Most people know that eating a high carb diet is bad for blood sugar levels and causes insulin resistance. But what does the research say about high-protein diets?
Quick, what’s the main benefit of eating protein? If you’re like many people, an image of a scrapping bodybuilder comes to mind, gulping a protein shake after a killer workout in order to support the growth of lean muscle tissue.
But there’s many more benefits of dietary protein. Eating enough dietary protein supports the vital functions that your body’s structural proteins carry out. For instance, hemoglobin, which is a protein, carries oxygen from the lungs to your tissues.
Also, the protein that makes you, you, serves as a matrix that builds your skin, bones, nails, hair and more. The proteins in your body also play a critical role in your immune system, serving as an antibody assembly line.
And if you don’t eat enough protein, your body’s structural proteins will suffer.
Moreover, eating protein leads to satiety, which reduces cravings for unhealthy snacks. However, just like anything else in life, too much of a good thing becomes a bad thing.
And if you’re trying to keep your blood sugar levels stable, whether it’s to maintain rock-steady energy throughout the day or to prevent moodiness or to manage type 2 diabetes, eating too much protein can backfire.
Paradoxically, a 2015 article in ScienceDirect says that researchers found that eating more protein at breakfast lowered individuals' post-meal glucose levels.
However, another article in ScienceDirect published six years earlier concluded that eating too much protein, eaten with fat, leads to insulin resistance. (Insulin resistance means that your body requires more insulin to regulate blood sugar.)
How Much Protein Is Too Much?
Well, in the 2015 article, researchers from the University of Missouri-Columbia suggested that individuals with type 2 diabetes consume 25 to 30 grams of protein—at breakfast alone. This amount is the equivalent of up to 5 eggs.
In a study published in the European Journal of Clinical Nutrition, the co-authors write that in individuals with obesity and type 2 diabetes, the majority of studies using high-protein diets have focused on weight loss at the expense of determining the effects of high-protein consumption on blood sugar levels and insulin response.
The studies that have been conducted on high-protein diets in the general population have witnessed mixed results. But here’s what the co-authors of the EJCN study concluded in the meta analysis: It is possible that healthy individuals consuming a high-protein diet, containing more than 20% of total caloric intake from protein can lead to hyperinsulinemia and in the long term can cause insulin resistance.
High Protein Diets and Weight Loss
But aren’t high protein diets a major strategy in weight loss programs? After all, when you lose weight, you also usually lose muscle mass. Eating a high protein diet, then, is used as a strategy to offset the lean muscle tissue loss.
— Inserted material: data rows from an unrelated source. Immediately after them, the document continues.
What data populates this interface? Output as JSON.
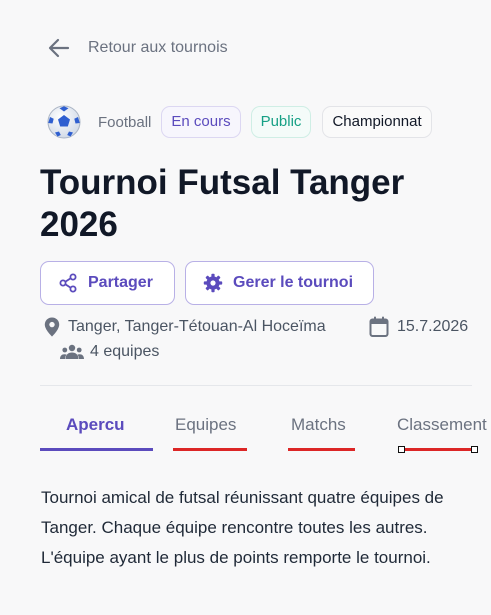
{
  "back": {
    "label": "Retour aux tournois"
  },
  "tournament": {
    "sport": "Football",
    "status": "En cours",
    "visibility": "Public",
    "type": "Championnat",
    "title": "Tournoi Futsal Tanger 2026",
    "location": "Tanger, Tanger-Tétouan-Al Hoceïma",
    "date": "15.7.2026",
    "teams_count": "4 equipes",
    "description": "Tournoi amical de futsal réunissant quatre équipes de Tanger. Chaque équipe rencontre toutes les autres. L'équipe ayant le plus de points remporte le tournoi."
  },
  "actions": {
    "share_label": "Partager",
    "manage_label": "Gerer le tournoi"
  },
  "tabs": [
    {
      "label": "Apercu",
      "active": true
    },
    {
      "label": "Equipes",
      "active": false
    },
    {
      "label": "Matchs",
      "active": false
    },
    {
      "label": "Classement",
      "active": false
    }
  ],
  "colors": {
    "accent": "#5b4bbd",
    "success": "#16a085",
    "annotation_red": "#dc2626"
  },
  "icons": [
    "arrow-left-icon",
    "soccer-ball-icon",
    "share-icon",
    "gear-icon",
    "map-pin-icon",
    "calendar-icon",
    "users-icon"
  ]
}
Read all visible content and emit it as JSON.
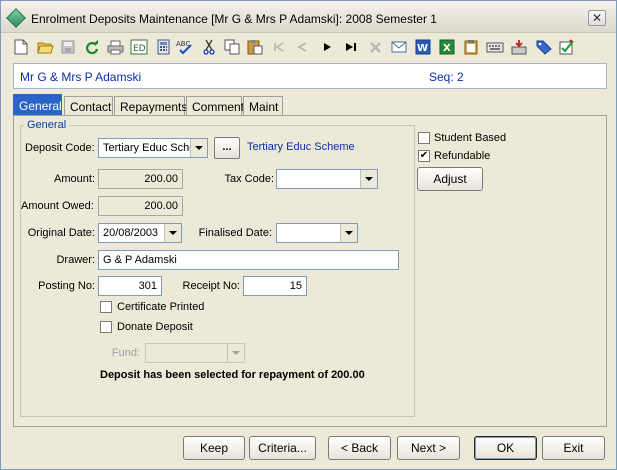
{
  "window": {
    "title": "Enrolment Deposits Maintenance  [Mr G & Mrs P Adamski]:  2008 Semester 1",
    "close_glyph": "✕"
  },
  "toolbar": {
    "buttons": [
      {
        "name": "new-icon"
      },
      {
        "name": "open-folder-icon"
      },
      {
        "name": "save-icon"
      },
      {
        "name": "refresh-icon"
      },
      {
        "name": "print-icon"
      },
      {
        "name": "edit-icon"
      },
      {
        "name": "calculator-icon"
      },
      {
        "name": "spellcheck-icon"
      },
      {
        "name": "cut-icon"
      },
      {
        "name": "copy-icon"
      },
      {
        "name": "paste-icon"
      },
      {
        "name": "first-record-icon"
      },
      {
        "name": "previous-record-icon"
      },
      {
        "name": "next-record-icon"
      },
      {
        "name": "last-record-icon"
      },
      {
        "name": "delete-icon"
      },
      {
        "name": "email-icon"
      },
      {
        "name": "word-icon"
      },
      {
        "name": "excel-icon"
      },
      {
        "name": "clipboard-icon"
      },
      {
        "name": "keyboard-icon"
      },
      {
        "name": "merge-icon"
      },
      {
        "name": "tag-icon"
      },
      {
        "name": "tick-list-icon"
      }
    ]
  },
  "header": {
    "name": "Mr G & Mrs P Adamski",
    "seq": "Seq: 2"
  },
  "tabs": [
    {
      "label": "General",
      "active": true
    },
    {
      "label": "Contact"
    },
    {
      "label": "Repayments"
    },
    {
      "label": "Comment"
    },
    {
      "label": "Maint"
    }
  ],
  "form": {
    "group_title": "General",
    "deposit_code_label": "Deposit Code:",
    "deposit_code_value": "Tertiary Educ Sche",
    "ellipsis": "...",
    "deposit_code_desc": "Tertiary Educ Scheme",
    "amount_label": "Amount:",
    "amount_value": "200.00",
    "tax_code_label": "Tax Code:",
    "tax_code_value": "",
    "amount_owed_label": "Amount Owed:",
    "amount_owed_value": "200.00",
    "original_date_label": "Original Date:",
    "original_date_value": "20/08/2003",
    "finalised_date_label": "Finalised Date:",
    "finalised_date_value": "",
    "drawer_label": "Drawer:",
    "drawer_value": "G & P Adamski",
    "posting_no_label": "Posting No:",
    "posting_no_value": "301",
    "receipt_no_label": "Receipt No:",
    "receipt_no_value": "15",
    "certificate_printed_label": "Certificate Printed",
    "donate_deposit_label": "Donate Deposit",
    "fund_label": "Fund:",
    "fund_value": "",
    "repayment_message": "Deposit has been selected  for repayment of 200.00"
  },
  "right_panel": {
    "student_based_label": "Student Based",
    "refundable_label": "Refundable",
    "refundable_check": "✔",
    "adjust_label": "Adjust"
  },
  "bottom": {
    "keep": "Keep",
    "criteria": "Criteria...",
    "back": "< Back",
    "next": "Next >",
    "ok": "OK",
    "exit": "Exit"
  }
}
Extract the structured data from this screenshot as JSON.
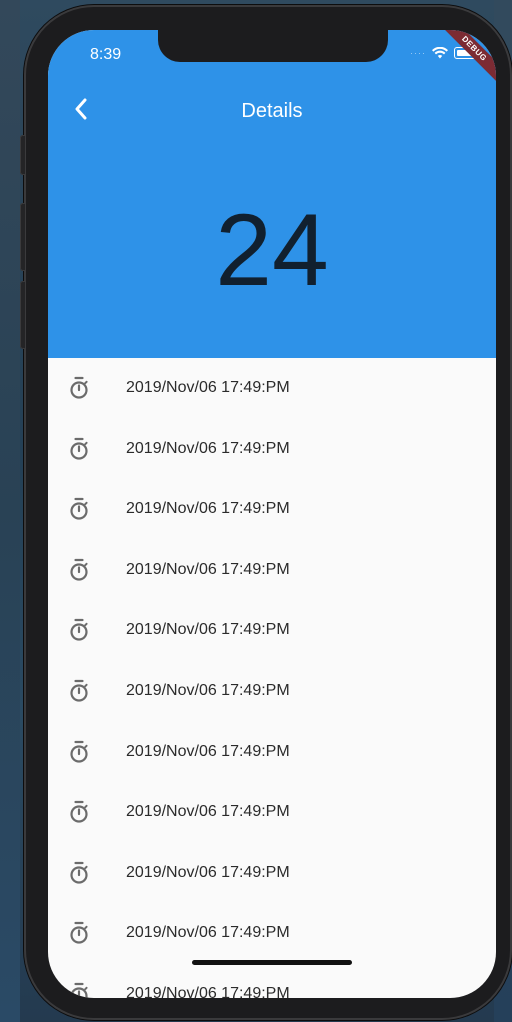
{
  "status_bar": {
    "time": "8:39",
    "signal": "····",
    "debug_label": "DEBUG"
  },
  "header": {
    "title": "Details",
    "back_icon": "chevron-left-icon",
    "count": "24",
    "background_color": "#2e92e8"
  },
  "list": {
    "item_icon": "stopwatch-icon",
    "items": [
      {
        "label": "2019/Nov/06  17:49:PM"
      },
      {
        "label": "2019/Nov/06  17:49:PM"
      },
      {
        "label": "2019/Nov/06  17:49:PM"
      },
      {
        "label": "2019/Nov/06  17:49:PM"
      },
      {
        "label": "2019/Nov/06  17:49:PM"
      },
      {
        "label": "2019/Nov/06  17:49:PM"
      },
      {
        "label": "2019/Nov/06  17:49:PM"
      },
      {
        "label": "2019/Nov/06  17:49:PM"
      },
      {
        "label": "2019/Nov/06  17:49:PM"
      },
      {
        "label": "2019/Nov/06  17:49:PM"
      },
      {
        "label": "2019/Nov/06  17:49:PM"
      }
    ]
  }
}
So what’s a person to do if they’re trying to lose weight and manage blood sugar at the same time?
According to researchers at Washington University St. Louis, the right thing to do is just a normal amount of protein, not a high-protein diet. The researchers found that eating a high-protein diet negates the metabolic benefits that are derived from losing weight.
Although the 2016 study was small, involving 34 postmenopausal women with obesity, the researchers noted that eating a high amount of protein curbed perhaps the most important benefit of weight loss: insulin sensitivity.
The women who lost weight while eating less protein were significantly more sensitive to insulin at the conclusion of the study, reads a news release about the research.
“That’s important because in many overweight and obese people, insulin does not effectively control blood-sugar levels, and eventually the result is type 2 diabetes,” the study concluded.
Normal Protein Intake
So what’s a normal amount of protein? A normal amount of protein that a 180-pound participant in the study ate was approximately 65 grams, or about 0.8 grams of protein per kilogram of bodyweight (roughly a third of a gram per pound of bodyweight).
To put it more simply, take your body weight and divide it by three. That’s how much protein you should eat to nourish the protein in your own body—and keep your blood sugar levels steady while preventing insulin resistance.